I think companies always change, grow and improve. If they don’t, they stagnate and will ultimately fail to keep on top of market trends. But changing things doesn’t mean they were wrong previously, just that things have moved on.
What is your favourite aspect of being an entrepreneur?
My favourite aspect of being an entrepreneur is feeling like you’re making a difference. It’s truly amazing to see photos of children wearing my clothes. I love getting feedback from parents who say, ‘my son loves pink but we can never find things on the high street for him. We are so delighted we found your clothes!’ It really is true that small business owners do a little happy dance and I hope that feeling never wears off.

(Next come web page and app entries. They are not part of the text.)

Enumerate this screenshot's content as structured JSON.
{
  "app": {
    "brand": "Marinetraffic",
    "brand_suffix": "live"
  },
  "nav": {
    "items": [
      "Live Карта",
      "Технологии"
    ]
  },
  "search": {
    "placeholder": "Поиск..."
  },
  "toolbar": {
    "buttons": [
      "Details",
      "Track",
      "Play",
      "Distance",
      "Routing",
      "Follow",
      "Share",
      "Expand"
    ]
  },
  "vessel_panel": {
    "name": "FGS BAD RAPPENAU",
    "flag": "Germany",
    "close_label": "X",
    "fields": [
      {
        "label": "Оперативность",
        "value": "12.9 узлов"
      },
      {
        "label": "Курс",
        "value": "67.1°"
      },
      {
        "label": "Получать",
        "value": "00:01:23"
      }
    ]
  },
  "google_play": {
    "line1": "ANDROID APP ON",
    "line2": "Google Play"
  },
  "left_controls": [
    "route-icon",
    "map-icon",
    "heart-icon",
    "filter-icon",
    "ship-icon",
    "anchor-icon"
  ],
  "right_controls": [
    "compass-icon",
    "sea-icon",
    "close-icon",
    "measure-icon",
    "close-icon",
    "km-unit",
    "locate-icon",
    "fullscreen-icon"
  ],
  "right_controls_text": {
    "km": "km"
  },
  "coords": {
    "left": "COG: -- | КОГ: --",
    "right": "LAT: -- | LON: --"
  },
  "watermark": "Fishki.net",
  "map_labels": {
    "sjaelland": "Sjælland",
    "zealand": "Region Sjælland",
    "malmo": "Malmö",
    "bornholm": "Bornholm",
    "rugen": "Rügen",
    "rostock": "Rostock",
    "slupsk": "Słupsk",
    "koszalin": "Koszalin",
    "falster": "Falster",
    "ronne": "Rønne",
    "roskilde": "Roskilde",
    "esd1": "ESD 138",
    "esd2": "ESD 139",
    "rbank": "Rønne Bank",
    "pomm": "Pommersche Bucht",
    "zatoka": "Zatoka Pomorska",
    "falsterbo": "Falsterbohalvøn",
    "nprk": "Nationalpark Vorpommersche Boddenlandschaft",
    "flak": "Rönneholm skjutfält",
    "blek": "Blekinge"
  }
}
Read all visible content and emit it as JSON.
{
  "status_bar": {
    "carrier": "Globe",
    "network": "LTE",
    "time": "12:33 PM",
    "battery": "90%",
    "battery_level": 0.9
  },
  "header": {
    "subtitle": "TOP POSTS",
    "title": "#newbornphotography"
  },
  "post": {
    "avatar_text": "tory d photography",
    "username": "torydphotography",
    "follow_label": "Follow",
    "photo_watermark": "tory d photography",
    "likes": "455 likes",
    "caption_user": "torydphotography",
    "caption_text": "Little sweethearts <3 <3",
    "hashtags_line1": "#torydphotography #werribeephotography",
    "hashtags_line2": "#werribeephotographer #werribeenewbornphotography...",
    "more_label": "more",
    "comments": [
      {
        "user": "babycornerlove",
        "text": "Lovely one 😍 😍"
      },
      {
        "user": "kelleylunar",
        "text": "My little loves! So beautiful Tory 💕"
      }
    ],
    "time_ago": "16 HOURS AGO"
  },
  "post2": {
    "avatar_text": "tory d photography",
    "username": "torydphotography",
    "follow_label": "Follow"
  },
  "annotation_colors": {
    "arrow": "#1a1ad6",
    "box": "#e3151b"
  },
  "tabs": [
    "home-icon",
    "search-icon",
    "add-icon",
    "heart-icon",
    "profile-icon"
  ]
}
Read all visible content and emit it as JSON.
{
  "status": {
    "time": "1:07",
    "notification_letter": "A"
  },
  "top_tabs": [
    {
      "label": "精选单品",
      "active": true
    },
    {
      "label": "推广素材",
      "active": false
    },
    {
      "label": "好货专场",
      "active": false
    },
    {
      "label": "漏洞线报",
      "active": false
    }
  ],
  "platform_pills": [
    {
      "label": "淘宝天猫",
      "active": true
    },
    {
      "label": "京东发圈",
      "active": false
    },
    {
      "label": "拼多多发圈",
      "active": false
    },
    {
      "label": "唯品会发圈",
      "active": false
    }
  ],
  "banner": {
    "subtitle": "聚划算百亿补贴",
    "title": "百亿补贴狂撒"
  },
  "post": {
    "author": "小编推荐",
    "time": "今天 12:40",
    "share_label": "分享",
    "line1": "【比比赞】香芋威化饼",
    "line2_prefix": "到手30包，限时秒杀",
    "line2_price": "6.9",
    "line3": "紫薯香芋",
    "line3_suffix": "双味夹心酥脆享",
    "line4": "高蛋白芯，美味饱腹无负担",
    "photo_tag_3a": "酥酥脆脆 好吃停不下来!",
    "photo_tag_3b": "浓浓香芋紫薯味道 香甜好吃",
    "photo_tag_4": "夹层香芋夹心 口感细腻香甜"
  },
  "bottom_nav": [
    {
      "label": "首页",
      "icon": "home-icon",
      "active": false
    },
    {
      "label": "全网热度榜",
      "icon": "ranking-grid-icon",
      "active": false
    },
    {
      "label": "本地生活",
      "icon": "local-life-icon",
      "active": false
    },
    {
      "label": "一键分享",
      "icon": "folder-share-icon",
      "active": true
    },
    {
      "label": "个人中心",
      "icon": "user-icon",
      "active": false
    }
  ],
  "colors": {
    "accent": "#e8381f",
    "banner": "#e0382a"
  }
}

It’s also great to feel you have control of the brand and be able to make positive changes. For example, this year we committed to donating 1% of turnover to Young Minds, a charity supporting children and young adults through mental health challenges. This is a cause that I feel passionate about but also one that fits with the brand, so it’s great to be able to do something about it.
Being an entrepreneur also encourages you to keep learning new skills and challenging yourself, which I love!
What is your LEAST favourite aspect of being an entrepreneur?
Being an entrepreneur can be really draining sometimes. It’s difficult keeping on top of everything and constantly having to find the energy to stay motivated and be inspired. It’s also difficult to take a break, as customers can message you through social media at any time. Of course, you don’t have to respond straight away, but I always feel like I want to. I also take it really personally if a customer is not 100% happy, but that’s my own challenge to deal with!
What books, podcasts or other resources have inspired and influenced your business journey?
I have a tonne of business books on my bookshelf but, despite my love of reading, I find I rarely pick them up. I’m the sort of person that prefers to learn by doing. That said, I’ve found some really great business podcasts, resources and content online that has really helped me.
Janet Murrey is well known for her advice on marketing content creation and I’d definitely recommend her groups and courses. Sometimes you just need to hear from other business owners that the challenges you face are normal, or you want to celebrate success with other people who will understand. Business networks, Facebook groups or even finding other small business owners locally who you can meet up with, can be really helpful in inspiring you and supporting you.
Where do you see your business 2-3 years from now?
Two to three years from now, I’d like to see the business with a much larger range of products, a couple of employees supporting with admin and handling orders, and starting to look at the next stage of growth, which may include bringing the manufacturing in-house.